Let’s first take a step back and talk about what financial planning is, and who financial planners are. Financial planners can be accountants, CPAs, investment advisors, wealth management teams and far more.
The work they do depends on your stage of life. A young professional may have far different needs than a baby boomer, of course.
So, how does divorce planning fit into financial planning? Again, it depends on your stage of life. Let’s go through several examples.
The young professional-You are single, earning income and beginning to acquire assets. It might be a home. It might be a retirement account. It could be more, or less. At your stage of life, once you find your someone special, the topic is how to protect your wealth. It could be through a pre-nuptial agreement. There are other devices, as well.
The newly married couple-You are now together. Have you spoken with each other about how to handle your finances, as well as your debts? Is it “what’s mine is yours?” Is it something different? This warrants a long honest conversation with each other.
Together but not married-This becomes a bit more difficult. It is highly popular to be together but not marry, with or without children. Absent a written agreement, your assets and debts will go by title. If you purchase a home together, that can become a quagmire without a thoroughly thought out plan, usually accompanied by a documents.

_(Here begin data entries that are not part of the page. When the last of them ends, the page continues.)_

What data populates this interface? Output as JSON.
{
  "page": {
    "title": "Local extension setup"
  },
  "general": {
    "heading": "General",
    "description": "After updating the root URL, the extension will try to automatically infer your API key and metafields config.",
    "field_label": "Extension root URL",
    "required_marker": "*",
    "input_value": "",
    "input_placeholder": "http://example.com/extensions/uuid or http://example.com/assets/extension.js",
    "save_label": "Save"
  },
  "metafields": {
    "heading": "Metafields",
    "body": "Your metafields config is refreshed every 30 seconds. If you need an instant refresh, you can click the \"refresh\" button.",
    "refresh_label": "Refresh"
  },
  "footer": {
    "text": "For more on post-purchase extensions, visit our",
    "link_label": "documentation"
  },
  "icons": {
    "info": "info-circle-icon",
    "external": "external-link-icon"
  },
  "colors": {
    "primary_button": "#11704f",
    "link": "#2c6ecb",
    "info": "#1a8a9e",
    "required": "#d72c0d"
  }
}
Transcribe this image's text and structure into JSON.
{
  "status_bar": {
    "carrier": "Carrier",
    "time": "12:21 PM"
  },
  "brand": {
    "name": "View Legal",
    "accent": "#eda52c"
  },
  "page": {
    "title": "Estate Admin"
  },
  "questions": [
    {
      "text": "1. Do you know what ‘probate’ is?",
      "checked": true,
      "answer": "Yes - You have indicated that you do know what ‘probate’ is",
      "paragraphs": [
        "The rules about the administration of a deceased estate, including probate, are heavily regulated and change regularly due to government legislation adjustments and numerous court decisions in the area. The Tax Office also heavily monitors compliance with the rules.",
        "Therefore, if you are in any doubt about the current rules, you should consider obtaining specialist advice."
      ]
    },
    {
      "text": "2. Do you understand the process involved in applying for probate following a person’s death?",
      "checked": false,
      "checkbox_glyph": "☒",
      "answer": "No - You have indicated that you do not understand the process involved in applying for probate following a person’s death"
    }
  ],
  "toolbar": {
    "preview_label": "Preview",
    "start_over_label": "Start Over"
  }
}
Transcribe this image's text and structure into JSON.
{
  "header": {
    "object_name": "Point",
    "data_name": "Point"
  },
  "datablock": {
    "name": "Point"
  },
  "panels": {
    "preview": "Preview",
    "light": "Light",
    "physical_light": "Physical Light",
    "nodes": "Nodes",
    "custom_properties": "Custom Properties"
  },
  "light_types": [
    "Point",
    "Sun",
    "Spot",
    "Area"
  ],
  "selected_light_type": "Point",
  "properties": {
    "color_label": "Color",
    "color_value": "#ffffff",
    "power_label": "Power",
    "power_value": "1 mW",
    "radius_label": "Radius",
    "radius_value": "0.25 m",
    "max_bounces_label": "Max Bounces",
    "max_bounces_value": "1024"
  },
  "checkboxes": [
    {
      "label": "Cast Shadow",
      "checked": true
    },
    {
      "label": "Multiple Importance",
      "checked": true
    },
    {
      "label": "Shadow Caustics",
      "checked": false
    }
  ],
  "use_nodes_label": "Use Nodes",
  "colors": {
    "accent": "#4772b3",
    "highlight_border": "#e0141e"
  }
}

Married with kids-This is the traditional model, which is what most of us think about. The need for divorce planning within financial planning could arise if one of you is not happy in the marriage, if one spouse is not financially responsible, or for many other reasons. Seeking options is important. It could lead to an honest conversation between the two of you. It could lead to the creation of a new plan, even a formal agreement, called a Post-Nuptial Agreement. It could also speed along the process towards divorce.
Whatever your circumstance, just remember that life is not a dress rehearsal. A conversation about financial health is important at every age and step throughout your life. The worse mistake you can ever make is to simply ignore financial reality.